With respect to BlackBerry platforms, BlackBerry OS 5 is still a very real target for consideration, consisting of 47% of the subscriber-base as of November 30, 2011.
However, there are times when a developer will simply want to focus on development, and not spend too much time laying out, skinning, and tweaking various UI components.
To help developers on this front, jQuery does have its own UI Library available to simplify this process. This library provides easy to use, powerful components to developers. However this flexbility does come with the same strings as the jQuery framework in general. Specifically, some additional performance overhead coupled with shrinking support on older platforms.
Developers can use any number of UI libraries and extensions to meet their needs for performance and style. A common concern though is that many of these libraries lack that native BlackBerry look-and-feel. There are primarily two open-source projects underway to address this.
On the BlackBerry Smartphone side, the bbUI.js project is aimed at bringing the BlackBerry Java® design to WebWorks applications. At present, the focus is aimed at BlackBerry OS 6 and 7, but a back-port to BlackBerry OS 5 is planned. For more information and to access resources, please visit the bbUI.js GitHub page here:
For the BlackBerry Playbook, a similar community-driven project is underway to bring the PlayBook's native look-and-feel to WebWorks applications. This project is open for use by anyone and is worth checking out if you are looking for a CSS framework for the Tablet OS:
There other projects that aim to bring this native design to a wider range of platforms but at the time of writing the these two have seen the most progress on the BlackBerry platform.
Inevitably, developers are bound to run into issues. With any luck, it's a missing semi-colon that hasn't caused you too much heartache yet; othertimes you may not be so lucky. Eventually, you may come to the conclusion that something is simply broken. Let's take a look at how we come to that conclusion.
Before you even run your code, you should have a fairly high level of confidence that it will in fact run; JSLint is a great tool for this. Depending on your HTML/text editor, there will often be a JSLint plug-in that you can leverage as well. Running JSLint validation will pick out the most common errors for you (syntax, formatting, etc.) Everyone misses a semi-colon from time to time.
if you have developed a web solution for desktops, chances are you've come across some form of Web Inspector tool to let you examine what is happening. As of BlackBerry OS 7 (and the Tablet OS), this same functionality is available for WebWorks applications. For a detailed guide, please see this article.
This same functionality is also available within Ripple, by right-clicking on the background-space and launching the Inspect tool.
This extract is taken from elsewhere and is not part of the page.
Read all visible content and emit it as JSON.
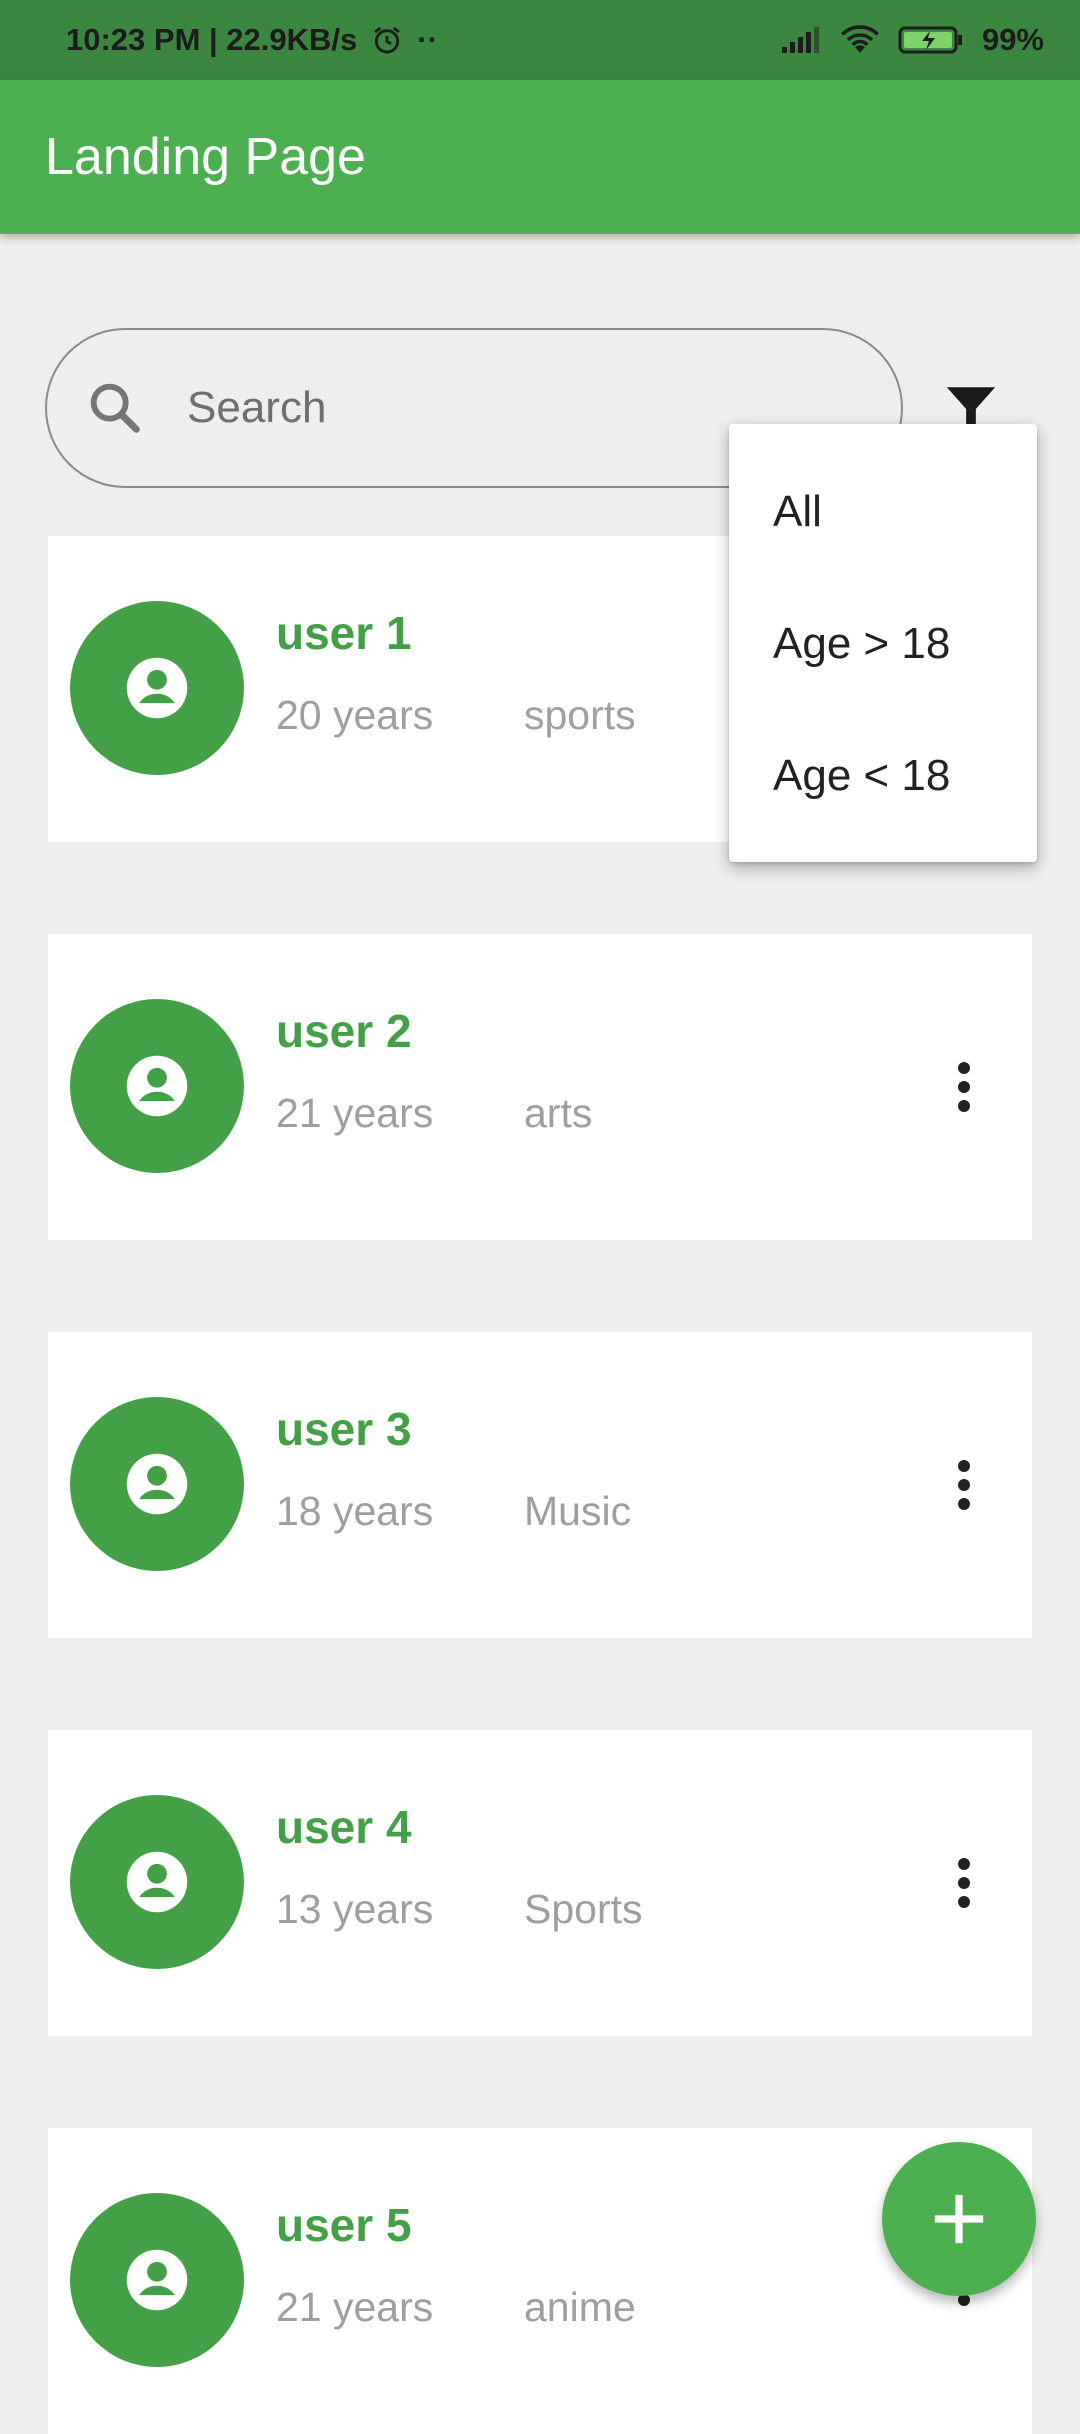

With a liberal use of if statements and try/catch blocks, the above should help narrow down a large percentage of problems. From time to time, most developers will find themselves at a point where no matter their efforts they can not narrow down an issue. The BlackBerry Support Community, as well as the jQuery Forums are both two great resources to leverage.
If you do find something that is likely a bug, these can be reported at the following sites (depending on the category they fall under):
If you do have any feedback regarding your experiences with WebWorks and jQuery, I would also highly recommend visiting the following Web and WebWorks Development forum post to share your insight, or see what other developers are saying.
The following is a compilation of select articles, grouped by category for easier traversal.